| TASK TO CARRY OUT |
Find every line in the data that contains the word "this". Return each of those lines.

App and web page records
________________________________________

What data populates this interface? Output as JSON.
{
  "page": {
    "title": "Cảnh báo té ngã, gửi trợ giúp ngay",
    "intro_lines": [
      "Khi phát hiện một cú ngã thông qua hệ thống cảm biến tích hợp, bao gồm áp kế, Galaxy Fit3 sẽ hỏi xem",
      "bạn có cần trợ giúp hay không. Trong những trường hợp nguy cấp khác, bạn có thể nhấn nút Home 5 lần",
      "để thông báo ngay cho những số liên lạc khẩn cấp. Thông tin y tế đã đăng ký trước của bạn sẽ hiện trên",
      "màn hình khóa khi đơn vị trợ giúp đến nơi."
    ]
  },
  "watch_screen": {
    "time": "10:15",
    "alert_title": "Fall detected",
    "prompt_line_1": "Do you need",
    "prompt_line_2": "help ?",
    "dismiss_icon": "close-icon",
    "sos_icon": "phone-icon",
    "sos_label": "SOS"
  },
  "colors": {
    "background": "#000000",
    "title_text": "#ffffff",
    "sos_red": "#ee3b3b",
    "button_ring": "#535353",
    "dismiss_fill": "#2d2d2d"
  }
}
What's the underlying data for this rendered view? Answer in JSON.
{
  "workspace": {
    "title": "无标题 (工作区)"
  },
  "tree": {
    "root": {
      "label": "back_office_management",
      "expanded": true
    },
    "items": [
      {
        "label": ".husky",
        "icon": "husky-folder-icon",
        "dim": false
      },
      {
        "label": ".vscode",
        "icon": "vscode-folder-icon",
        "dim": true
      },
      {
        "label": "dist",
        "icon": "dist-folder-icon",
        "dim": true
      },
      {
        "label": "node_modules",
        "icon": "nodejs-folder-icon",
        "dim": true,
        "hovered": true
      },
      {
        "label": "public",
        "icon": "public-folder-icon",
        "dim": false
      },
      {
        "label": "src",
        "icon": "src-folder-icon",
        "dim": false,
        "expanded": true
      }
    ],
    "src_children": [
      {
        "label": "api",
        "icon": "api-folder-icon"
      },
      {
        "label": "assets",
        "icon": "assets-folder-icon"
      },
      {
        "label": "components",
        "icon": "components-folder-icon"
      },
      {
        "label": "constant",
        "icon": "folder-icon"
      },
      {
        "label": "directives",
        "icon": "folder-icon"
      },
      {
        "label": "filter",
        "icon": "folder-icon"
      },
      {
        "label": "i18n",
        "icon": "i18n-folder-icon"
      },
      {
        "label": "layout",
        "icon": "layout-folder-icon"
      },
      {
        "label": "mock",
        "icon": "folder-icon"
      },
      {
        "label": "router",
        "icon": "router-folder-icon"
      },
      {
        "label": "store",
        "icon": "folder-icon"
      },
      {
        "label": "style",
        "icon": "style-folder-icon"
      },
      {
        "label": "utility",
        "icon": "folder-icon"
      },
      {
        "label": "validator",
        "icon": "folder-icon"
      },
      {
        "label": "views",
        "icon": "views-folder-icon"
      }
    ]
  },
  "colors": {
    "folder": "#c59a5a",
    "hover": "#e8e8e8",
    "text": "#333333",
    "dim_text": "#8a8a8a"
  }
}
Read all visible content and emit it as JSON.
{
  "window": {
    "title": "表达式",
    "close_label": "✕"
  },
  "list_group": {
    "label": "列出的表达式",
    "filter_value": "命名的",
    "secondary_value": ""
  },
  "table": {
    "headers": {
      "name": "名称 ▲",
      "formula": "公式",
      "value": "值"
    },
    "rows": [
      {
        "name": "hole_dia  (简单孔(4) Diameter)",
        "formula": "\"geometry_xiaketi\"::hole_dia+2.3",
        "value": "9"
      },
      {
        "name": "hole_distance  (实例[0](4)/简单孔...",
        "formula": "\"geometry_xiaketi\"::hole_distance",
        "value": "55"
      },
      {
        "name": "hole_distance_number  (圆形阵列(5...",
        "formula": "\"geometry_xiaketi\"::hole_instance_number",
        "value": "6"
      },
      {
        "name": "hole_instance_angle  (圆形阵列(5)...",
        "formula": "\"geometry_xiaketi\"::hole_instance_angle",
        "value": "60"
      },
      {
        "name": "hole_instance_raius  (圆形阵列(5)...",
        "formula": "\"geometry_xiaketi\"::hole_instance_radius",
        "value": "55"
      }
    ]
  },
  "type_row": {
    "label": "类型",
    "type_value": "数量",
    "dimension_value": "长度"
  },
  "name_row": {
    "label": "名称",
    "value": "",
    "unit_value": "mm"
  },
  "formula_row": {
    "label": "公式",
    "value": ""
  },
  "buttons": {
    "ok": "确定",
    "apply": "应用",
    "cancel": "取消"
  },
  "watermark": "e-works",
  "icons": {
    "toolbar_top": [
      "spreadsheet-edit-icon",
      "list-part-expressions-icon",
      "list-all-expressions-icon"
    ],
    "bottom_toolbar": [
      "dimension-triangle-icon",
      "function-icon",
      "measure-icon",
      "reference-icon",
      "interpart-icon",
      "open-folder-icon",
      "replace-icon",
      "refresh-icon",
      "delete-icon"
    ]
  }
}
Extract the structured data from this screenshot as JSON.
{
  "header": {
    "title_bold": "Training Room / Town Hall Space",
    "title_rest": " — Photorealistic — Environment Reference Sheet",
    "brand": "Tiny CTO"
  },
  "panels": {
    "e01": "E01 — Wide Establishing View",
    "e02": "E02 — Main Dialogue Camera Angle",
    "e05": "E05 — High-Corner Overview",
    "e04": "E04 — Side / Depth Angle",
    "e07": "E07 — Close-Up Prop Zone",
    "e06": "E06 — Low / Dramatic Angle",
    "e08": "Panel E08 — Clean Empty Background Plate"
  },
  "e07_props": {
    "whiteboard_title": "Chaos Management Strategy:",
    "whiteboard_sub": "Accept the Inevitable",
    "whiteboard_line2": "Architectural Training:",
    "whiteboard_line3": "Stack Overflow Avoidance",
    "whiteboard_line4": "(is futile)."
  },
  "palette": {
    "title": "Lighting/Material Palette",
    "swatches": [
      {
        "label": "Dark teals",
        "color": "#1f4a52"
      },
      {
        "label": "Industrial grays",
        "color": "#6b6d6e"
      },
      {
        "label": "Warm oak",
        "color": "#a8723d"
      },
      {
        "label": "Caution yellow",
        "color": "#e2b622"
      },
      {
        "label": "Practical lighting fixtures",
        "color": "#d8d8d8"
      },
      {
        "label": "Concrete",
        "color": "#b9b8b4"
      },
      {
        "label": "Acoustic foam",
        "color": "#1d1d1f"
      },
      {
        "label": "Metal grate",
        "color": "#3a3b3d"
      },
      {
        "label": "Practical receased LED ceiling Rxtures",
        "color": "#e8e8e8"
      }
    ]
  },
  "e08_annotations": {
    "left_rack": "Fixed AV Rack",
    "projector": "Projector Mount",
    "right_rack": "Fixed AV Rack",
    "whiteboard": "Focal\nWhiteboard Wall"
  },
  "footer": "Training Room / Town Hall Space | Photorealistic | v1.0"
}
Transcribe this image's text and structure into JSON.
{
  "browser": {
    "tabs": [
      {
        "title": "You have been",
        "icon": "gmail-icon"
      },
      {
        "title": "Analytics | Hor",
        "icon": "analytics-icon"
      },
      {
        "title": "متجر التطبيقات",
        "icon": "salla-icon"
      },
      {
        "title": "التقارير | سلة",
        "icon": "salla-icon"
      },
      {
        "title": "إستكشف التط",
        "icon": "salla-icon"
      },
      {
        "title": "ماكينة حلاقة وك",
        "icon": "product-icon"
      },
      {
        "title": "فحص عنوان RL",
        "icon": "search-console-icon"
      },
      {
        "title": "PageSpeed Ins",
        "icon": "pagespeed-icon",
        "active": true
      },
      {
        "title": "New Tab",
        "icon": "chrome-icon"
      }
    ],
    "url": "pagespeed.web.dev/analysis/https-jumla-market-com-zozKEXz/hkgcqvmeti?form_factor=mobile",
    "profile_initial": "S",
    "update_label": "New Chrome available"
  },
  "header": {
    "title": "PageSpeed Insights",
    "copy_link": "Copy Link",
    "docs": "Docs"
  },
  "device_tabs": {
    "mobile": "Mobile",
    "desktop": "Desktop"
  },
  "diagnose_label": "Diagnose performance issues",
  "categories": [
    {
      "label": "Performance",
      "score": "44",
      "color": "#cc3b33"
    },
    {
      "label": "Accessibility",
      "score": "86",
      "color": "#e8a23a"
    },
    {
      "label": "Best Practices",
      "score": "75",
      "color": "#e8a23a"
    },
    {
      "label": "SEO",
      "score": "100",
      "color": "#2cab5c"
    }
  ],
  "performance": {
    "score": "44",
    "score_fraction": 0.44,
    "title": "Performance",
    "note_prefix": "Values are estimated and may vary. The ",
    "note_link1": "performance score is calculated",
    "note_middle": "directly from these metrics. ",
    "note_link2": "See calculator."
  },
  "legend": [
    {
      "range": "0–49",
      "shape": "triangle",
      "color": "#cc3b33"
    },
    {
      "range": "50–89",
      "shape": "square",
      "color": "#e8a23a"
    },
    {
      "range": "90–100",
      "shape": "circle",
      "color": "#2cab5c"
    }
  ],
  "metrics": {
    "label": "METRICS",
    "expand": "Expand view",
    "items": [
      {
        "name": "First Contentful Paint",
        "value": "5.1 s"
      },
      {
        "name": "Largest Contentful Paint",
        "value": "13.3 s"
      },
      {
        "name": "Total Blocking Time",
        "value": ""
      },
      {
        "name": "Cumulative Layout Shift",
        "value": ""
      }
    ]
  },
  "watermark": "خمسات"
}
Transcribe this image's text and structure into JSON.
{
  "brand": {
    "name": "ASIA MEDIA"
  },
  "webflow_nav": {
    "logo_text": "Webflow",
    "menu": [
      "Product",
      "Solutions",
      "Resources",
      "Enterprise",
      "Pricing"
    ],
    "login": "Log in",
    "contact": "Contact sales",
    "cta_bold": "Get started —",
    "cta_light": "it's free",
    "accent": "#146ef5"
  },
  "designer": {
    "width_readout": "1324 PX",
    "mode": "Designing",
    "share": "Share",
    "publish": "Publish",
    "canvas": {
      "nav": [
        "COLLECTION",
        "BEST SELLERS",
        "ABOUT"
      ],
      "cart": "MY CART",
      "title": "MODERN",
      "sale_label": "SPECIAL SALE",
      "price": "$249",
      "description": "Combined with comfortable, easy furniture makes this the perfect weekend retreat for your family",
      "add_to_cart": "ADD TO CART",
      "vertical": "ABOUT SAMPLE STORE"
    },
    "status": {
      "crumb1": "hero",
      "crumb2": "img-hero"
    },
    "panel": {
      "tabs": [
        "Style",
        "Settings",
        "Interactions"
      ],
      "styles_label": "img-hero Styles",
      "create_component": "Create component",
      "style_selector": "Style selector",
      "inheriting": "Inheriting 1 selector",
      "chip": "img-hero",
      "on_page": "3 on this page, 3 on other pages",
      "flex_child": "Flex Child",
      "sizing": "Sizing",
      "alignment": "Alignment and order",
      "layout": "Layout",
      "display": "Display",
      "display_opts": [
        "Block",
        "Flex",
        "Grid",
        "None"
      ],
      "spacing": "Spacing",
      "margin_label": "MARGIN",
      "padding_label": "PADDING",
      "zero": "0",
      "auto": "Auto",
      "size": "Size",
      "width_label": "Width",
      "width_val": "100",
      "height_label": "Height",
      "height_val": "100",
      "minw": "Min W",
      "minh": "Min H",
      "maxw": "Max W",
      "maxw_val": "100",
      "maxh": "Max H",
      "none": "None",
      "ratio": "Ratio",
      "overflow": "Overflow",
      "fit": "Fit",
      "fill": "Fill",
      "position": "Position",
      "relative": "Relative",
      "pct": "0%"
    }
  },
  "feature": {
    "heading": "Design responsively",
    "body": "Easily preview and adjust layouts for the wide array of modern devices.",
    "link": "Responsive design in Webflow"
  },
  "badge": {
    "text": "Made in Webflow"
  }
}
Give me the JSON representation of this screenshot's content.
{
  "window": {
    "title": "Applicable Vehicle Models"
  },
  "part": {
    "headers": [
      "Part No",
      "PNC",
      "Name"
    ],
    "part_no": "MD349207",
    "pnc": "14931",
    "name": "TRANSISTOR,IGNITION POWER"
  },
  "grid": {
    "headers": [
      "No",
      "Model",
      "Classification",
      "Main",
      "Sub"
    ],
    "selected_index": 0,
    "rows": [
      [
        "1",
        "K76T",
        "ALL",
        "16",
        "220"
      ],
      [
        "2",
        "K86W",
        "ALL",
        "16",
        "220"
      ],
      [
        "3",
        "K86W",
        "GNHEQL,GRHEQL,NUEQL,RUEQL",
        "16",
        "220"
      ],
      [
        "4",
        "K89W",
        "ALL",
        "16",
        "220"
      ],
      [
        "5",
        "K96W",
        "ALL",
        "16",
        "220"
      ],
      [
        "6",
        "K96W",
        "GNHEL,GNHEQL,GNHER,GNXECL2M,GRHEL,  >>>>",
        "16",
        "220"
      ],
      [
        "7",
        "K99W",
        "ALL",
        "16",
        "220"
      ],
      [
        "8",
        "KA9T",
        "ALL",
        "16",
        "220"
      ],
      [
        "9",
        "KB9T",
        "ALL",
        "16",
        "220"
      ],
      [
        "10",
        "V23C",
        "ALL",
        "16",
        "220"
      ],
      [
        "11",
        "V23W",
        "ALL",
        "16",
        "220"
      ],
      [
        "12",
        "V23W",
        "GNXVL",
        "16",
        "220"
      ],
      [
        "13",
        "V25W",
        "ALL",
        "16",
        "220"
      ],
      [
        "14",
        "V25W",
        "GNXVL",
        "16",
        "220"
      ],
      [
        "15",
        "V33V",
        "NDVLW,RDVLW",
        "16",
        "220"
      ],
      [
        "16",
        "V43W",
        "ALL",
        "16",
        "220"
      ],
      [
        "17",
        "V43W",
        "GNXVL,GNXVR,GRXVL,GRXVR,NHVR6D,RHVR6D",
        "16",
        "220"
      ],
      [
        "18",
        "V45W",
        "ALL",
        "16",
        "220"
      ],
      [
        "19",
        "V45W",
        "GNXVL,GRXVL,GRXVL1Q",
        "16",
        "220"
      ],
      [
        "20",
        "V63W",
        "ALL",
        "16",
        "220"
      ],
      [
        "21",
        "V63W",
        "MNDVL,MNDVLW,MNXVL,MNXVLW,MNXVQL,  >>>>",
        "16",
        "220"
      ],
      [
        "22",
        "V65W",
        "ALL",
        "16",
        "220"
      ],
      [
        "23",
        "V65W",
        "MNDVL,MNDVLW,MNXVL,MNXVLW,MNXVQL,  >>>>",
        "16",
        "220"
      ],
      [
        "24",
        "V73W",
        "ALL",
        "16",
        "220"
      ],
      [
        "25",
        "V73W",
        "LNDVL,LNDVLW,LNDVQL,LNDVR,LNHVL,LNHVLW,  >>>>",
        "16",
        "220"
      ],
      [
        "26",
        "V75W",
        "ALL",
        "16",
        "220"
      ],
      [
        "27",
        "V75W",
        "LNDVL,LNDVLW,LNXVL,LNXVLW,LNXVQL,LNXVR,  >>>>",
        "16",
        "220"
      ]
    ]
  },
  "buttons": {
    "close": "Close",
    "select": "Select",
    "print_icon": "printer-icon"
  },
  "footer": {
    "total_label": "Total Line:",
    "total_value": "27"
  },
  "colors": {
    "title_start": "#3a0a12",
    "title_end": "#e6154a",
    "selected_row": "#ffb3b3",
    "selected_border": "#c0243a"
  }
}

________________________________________

| EXERCISE OUTPUT |
What data populates this interface? Output as JSON.
What's the underlying data for this rendered view? Answer in JSON.
Extract the structured data from this screenshot as JSON.
Transcribe this image's text and structure into JSON.
Transcribe this image's text and structure into JSON.
      "description": "Combined with comfortable, easy furniture makes this the perfect weekend retreat for your family",
      "on_page": "3 on this page, 3 on other pages",
Give me the JSON representation of this screenshot's content.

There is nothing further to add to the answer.